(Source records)
# # # #
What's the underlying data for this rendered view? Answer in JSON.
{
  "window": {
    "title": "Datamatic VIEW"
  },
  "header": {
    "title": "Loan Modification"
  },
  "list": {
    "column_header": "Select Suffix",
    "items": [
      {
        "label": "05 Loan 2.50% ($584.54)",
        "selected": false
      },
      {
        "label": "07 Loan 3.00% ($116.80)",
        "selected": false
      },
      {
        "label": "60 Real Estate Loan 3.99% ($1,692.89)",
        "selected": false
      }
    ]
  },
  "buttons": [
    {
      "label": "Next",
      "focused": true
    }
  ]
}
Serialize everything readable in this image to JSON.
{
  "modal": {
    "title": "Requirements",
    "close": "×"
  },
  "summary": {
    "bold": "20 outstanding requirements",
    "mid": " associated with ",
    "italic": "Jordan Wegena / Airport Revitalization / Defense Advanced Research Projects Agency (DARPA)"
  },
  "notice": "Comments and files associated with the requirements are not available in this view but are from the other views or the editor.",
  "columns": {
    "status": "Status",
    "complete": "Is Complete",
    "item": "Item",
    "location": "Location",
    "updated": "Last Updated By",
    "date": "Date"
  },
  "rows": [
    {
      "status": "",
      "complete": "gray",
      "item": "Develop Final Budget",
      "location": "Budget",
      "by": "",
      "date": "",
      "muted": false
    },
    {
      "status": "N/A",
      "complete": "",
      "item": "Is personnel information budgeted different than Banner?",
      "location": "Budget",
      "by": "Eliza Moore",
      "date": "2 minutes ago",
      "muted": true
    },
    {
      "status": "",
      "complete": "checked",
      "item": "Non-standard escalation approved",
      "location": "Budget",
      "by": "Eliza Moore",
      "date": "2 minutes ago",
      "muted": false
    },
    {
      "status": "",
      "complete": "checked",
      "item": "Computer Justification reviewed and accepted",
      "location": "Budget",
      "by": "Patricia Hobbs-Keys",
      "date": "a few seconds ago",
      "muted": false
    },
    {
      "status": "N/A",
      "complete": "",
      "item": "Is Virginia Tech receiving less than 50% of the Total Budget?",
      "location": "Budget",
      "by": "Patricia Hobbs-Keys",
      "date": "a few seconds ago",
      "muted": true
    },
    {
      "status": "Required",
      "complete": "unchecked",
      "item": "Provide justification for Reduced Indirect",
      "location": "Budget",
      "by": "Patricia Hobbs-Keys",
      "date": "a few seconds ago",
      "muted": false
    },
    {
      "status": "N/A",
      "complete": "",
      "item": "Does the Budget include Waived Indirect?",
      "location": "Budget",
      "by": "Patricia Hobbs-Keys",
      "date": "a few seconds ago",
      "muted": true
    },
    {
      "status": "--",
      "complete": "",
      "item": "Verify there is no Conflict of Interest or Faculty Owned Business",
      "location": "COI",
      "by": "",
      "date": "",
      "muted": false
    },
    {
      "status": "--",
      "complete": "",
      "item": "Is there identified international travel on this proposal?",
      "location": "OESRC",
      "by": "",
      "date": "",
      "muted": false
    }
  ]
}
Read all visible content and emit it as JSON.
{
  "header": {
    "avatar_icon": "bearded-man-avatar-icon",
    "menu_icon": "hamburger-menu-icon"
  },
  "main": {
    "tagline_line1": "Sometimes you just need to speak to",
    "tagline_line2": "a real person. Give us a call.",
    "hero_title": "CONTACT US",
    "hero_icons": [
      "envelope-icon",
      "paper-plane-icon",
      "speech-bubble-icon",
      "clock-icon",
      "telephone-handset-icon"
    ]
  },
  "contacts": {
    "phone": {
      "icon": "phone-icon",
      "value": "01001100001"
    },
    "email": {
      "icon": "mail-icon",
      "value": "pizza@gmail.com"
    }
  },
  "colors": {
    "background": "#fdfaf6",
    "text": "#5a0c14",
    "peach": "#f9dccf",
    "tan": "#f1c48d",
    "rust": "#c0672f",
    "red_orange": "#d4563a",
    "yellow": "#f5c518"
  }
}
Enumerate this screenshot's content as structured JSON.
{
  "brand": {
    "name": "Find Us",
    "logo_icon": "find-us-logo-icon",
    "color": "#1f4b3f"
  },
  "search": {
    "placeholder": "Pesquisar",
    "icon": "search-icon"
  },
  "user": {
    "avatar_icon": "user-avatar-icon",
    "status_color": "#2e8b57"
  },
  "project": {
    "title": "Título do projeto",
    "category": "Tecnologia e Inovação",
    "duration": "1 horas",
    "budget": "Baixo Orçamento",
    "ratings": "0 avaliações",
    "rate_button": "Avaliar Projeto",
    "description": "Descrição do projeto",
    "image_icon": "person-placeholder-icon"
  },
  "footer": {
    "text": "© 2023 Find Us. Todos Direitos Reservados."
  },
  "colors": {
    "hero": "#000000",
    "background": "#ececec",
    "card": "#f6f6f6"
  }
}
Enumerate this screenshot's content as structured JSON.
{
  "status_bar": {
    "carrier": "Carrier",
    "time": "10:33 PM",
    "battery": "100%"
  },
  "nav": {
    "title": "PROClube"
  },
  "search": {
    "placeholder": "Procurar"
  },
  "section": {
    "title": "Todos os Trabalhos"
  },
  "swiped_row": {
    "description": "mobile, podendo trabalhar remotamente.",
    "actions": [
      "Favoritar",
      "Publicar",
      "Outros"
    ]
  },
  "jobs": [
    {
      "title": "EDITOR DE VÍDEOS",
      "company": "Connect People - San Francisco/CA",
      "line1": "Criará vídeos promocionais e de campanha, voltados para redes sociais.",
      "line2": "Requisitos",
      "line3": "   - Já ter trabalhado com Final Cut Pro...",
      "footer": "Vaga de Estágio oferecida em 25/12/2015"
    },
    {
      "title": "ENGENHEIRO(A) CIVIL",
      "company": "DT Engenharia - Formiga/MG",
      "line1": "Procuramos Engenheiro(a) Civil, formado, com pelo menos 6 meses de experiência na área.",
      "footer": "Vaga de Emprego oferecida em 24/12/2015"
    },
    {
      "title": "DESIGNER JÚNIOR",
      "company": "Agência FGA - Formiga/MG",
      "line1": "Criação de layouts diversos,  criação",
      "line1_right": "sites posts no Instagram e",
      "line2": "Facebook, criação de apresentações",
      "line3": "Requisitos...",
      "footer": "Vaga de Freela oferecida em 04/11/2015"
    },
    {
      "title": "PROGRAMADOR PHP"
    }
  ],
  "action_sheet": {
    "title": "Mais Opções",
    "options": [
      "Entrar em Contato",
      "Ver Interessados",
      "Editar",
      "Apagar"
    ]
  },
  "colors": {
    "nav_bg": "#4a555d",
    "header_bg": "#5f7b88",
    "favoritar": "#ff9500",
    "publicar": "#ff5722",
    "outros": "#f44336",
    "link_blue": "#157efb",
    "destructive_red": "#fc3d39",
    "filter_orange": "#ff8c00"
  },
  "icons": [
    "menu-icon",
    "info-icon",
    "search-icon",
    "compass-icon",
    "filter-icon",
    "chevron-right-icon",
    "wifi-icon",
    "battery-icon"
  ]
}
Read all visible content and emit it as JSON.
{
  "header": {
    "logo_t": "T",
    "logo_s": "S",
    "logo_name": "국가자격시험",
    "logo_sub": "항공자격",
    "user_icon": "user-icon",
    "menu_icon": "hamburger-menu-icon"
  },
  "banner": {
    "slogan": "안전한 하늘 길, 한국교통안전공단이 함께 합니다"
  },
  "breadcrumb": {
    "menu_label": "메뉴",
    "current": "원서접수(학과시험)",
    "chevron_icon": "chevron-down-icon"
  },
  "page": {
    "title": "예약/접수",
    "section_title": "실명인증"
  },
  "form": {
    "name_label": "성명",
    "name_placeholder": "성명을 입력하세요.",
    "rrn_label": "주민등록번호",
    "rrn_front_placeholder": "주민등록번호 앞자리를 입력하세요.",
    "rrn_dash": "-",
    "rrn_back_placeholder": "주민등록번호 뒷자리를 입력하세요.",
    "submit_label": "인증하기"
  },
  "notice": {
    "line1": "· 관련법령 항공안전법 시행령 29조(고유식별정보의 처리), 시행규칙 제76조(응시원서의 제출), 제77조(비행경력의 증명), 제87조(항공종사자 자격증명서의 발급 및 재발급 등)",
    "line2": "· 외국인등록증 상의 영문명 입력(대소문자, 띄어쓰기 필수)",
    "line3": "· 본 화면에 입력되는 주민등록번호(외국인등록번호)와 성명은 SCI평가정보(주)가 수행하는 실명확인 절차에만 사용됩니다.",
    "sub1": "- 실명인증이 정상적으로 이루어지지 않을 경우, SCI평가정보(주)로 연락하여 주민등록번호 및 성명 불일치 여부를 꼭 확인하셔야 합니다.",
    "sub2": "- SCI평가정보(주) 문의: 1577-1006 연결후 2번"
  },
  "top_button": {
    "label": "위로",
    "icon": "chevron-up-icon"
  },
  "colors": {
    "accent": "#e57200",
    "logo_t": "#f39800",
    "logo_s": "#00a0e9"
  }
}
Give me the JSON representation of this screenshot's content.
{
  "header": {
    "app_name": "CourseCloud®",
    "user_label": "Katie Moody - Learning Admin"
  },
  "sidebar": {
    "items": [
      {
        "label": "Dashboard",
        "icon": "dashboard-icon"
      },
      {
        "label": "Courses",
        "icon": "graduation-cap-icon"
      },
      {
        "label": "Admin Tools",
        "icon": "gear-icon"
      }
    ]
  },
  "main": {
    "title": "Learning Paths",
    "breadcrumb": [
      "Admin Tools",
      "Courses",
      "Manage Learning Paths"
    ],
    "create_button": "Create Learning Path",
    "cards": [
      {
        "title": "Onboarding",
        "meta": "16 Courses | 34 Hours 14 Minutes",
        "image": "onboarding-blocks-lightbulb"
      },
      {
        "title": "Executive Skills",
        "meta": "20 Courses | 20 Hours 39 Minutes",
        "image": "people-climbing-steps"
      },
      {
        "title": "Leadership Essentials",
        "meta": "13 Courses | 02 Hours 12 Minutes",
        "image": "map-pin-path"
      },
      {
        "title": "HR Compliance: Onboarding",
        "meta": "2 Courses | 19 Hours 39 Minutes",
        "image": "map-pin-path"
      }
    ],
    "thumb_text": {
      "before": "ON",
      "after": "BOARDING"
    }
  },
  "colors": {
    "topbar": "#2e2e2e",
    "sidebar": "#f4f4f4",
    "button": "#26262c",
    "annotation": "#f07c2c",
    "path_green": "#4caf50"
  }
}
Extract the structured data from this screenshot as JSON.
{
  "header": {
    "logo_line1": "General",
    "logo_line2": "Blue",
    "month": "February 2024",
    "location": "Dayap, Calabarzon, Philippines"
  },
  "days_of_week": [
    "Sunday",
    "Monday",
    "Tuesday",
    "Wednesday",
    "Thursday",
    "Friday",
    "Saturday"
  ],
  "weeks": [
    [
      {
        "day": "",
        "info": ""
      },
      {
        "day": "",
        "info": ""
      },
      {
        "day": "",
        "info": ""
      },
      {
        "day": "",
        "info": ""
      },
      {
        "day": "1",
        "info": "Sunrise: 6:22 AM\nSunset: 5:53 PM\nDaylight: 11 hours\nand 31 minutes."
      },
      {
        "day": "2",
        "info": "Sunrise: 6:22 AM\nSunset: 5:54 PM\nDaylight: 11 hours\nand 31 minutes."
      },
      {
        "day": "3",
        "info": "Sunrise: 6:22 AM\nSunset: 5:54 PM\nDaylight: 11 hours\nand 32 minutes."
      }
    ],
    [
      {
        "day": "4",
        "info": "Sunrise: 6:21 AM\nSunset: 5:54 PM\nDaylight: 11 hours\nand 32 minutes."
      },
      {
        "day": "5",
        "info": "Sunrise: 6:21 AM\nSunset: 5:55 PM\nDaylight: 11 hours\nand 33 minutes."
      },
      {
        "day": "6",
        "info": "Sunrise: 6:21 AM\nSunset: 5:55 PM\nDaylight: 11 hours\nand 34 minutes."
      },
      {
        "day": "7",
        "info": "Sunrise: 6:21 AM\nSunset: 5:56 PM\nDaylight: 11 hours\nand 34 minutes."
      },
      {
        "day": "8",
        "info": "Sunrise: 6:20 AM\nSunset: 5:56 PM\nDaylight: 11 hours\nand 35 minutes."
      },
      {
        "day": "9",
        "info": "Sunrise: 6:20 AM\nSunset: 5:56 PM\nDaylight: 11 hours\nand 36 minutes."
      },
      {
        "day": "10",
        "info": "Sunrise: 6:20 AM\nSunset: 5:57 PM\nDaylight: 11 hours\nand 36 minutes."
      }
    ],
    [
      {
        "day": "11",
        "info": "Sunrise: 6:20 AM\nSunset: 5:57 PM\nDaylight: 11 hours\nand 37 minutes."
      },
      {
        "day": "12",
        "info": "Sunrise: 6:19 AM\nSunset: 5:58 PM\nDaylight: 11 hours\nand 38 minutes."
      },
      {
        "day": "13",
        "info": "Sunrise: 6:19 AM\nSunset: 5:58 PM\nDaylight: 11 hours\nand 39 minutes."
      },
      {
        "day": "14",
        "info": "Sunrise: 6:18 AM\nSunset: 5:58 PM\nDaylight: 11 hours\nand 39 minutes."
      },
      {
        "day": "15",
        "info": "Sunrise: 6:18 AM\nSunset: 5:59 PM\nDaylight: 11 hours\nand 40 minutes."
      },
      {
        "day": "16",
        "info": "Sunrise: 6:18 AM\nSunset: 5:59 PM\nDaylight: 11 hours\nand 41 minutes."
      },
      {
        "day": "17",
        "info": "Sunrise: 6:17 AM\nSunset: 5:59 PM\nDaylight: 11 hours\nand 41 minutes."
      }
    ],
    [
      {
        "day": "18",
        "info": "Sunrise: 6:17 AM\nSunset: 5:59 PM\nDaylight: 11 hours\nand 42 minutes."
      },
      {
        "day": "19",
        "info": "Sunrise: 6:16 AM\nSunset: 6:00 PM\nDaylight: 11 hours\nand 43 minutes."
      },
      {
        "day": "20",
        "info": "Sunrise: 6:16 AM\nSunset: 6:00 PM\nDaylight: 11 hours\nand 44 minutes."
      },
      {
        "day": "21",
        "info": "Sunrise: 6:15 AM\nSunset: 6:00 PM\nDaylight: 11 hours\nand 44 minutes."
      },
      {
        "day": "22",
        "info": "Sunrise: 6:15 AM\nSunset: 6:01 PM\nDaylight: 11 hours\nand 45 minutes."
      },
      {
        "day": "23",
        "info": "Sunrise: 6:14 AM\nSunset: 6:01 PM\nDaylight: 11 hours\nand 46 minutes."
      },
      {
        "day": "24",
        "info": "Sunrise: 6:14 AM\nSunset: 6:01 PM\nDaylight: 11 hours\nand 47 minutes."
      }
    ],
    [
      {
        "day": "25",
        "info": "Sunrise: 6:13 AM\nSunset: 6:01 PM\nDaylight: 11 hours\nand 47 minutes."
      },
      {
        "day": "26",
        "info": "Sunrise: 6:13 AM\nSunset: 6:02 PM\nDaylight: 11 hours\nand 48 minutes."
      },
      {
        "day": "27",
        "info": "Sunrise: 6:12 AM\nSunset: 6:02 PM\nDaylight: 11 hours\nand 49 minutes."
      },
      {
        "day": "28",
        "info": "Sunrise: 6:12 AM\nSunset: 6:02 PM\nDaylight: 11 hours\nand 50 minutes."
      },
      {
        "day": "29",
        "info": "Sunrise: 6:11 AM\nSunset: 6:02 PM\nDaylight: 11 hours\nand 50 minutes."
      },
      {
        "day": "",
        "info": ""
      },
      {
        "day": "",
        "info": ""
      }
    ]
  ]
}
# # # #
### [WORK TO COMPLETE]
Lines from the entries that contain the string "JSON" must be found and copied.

### [TASK OUTPUT]
What's the underlying data for this rendered view? Answer in JSON.
Serialize everything readable in this image to JSON.
Read all visible content and emit it as JSON.
Enumerate this screenshot's content as structured JSON.
Enumerate this screenshot's content as structured JSON.
Read all visible content and emit it as JSON.
Give me the JSON representation of this screenshot's content.
Extract the structured data from this screenshot as JSON.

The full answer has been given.